Reproduce every line in the listing that contains the word "сумму".

— Data provided —

■ ■ ■

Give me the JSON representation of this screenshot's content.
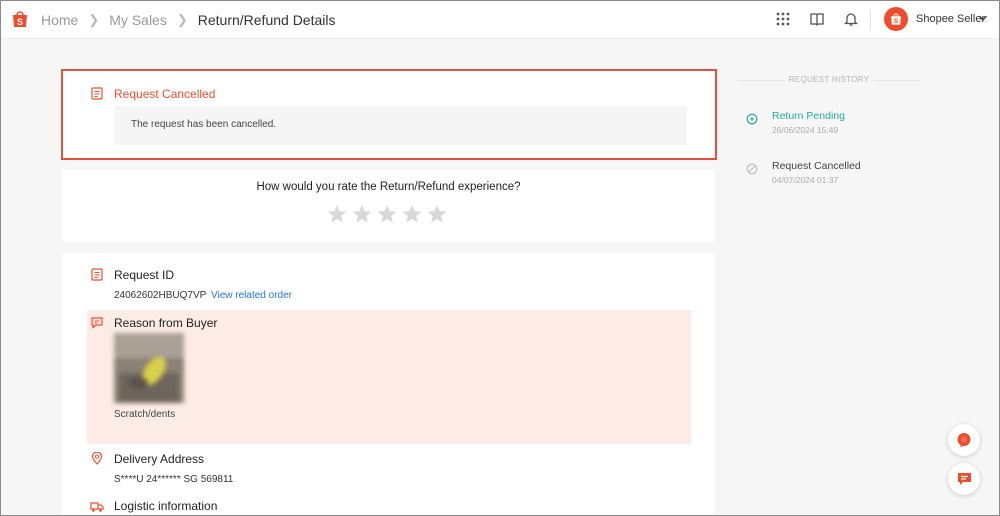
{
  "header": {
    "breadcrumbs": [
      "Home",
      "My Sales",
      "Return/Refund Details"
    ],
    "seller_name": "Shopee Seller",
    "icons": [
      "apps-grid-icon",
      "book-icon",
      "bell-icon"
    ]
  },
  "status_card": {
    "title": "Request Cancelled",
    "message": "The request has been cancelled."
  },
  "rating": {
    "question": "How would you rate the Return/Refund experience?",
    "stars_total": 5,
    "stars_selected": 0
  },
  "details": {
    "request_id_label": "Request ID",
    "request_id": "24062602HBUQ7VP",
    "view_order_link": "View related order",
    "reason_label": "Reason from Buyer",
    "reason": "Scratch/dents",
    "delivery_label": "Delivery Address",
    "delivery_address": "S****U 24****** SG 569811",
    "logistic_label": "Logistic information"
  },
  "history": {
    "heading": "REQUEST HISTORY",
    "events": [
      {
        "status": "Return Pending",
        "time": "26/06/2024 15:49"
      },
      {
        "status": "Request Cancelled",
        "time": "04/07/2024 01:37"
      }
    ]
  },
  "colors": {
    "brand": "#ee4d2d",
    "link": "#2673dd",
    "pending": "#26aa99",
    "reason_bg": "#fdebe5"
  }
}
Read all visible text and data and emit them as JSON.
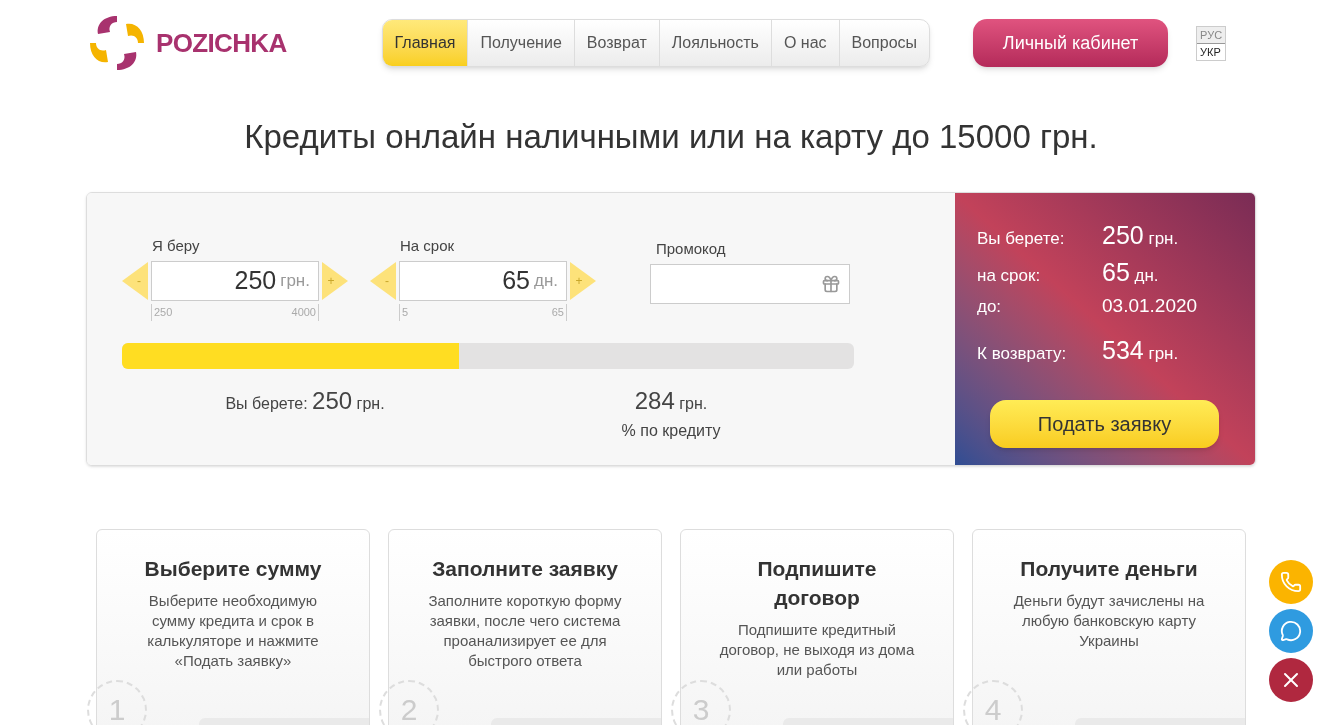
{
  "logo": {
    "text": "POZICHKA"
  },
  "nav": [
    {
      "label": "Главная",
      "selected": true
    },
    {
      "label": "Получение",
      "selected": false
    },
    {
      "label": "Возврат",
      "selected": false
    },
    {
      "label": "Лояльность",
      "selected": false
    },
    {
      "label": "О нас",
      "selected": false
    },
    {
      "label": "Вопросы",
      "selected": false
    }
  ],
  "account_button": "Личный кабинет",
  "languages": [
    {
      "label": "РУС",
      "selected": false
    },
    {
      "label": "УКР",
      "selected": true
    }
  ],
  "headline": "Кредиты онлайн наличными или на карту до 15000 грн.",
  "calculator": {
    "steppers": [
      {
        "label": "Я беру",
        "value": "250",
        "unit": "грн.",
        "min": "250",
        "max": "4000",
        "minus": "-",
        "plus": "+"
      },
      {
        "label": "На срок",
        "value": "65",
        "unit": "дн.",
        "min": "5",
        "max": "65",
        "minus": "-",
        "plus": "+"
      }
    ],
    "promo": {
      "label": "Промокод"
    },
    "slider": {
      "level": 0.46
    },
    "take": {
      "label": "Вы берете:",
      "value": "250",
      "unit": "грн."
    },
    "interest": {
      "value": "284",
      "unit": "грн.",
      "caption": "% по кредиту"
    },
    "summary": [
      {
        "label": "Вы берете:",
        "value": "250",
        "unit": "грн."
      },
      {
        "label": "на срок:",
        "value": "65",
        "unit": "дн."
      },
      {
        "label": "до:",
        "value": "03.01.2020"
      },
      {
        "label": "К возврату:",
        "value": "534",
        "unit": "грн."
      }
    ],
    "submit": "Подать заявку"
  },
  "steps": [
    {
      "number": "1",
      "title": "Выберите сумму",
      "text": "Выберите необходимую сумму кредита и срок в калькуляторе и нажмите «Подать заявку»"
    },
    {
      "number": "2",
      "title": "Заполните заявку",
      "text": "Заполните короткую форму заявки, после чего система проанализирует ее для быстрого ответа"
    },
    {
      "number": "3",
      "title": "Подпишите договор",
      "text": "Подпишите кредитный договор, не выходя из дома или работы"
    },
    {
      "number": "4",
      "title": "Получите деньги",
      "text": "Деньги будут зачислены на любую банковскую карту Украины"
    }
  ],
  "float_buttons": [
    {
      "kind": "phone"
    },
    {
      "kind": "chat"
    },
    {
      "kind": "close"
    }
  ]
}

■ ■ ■

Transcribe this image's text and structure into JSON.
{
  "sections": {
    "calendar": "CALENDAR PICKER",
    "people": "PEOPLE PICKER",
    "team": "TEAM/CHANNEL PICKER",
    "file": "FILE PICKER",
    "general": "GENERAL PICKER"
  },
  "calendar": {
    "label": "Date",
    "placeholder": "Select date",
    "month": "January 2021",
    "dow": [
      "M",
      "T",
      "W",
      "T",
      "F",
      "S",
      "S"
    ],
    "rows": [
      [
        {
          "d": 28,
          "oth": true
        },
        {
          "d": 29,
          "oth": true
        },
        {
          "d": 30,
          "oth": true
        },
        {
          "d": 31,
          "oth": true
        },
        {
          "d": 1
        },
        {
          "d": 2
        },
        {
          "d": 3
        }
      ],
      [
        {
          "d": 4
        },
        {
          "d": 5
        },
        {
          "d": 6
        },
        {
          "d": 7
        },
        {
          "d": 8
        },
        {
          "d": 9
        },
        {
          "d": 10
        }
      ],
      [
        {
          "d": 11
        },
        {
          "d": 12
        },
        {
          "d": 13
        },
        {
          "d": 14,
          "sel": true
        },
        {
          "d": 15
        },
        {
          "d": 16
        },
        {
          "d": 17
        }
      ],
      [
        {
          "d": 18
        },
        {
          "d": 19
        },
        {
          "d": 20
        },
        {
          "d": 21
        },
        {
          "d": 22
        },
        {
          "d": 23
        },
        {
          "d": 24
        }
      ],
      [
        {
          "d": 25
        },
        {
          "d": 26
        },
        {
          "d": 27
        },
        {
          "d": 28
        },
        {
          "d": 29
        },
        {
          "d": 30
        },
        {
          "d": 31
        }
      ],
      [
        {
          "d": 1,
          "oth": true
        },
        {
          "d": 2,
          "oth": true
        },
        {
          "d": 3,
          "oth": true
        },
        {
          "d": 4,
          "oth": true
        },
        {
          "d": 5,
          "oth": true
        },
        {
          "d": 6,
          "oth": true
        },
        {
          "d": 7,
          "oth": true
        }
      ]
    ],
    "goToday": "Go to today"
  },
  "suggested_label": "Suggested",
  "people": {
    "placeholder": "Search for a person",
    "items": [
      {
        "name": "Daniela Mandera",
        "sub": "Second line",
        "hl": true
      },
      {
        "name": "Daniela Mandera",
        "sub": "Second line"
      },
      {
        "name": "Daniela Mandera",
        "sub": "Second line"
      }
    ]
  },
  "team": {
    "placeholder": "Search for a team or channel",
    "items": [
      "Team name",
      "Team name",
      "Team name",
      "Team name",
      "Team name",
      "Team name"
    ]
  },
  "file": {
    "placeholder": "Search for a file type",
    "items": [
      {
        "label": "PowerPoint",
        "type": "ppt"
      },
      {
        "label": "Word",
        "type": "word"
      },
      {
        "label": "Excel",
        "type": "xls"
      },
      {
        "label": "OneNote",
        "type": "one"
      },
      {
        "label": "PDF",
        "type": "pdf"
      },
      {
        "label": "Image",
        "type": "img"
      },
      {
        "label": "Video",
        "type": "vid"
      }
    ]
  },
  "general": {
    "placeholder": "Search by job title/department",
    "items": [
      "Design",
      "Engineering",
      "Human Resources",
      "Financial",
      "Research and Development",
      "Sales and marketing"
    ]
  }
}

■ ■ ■

— Task output —
      "title": "Выберите сумму",
      "text": "Выберите необходимую сумму кредита и срок в калькуляторе и нажмите «Подать заявку»"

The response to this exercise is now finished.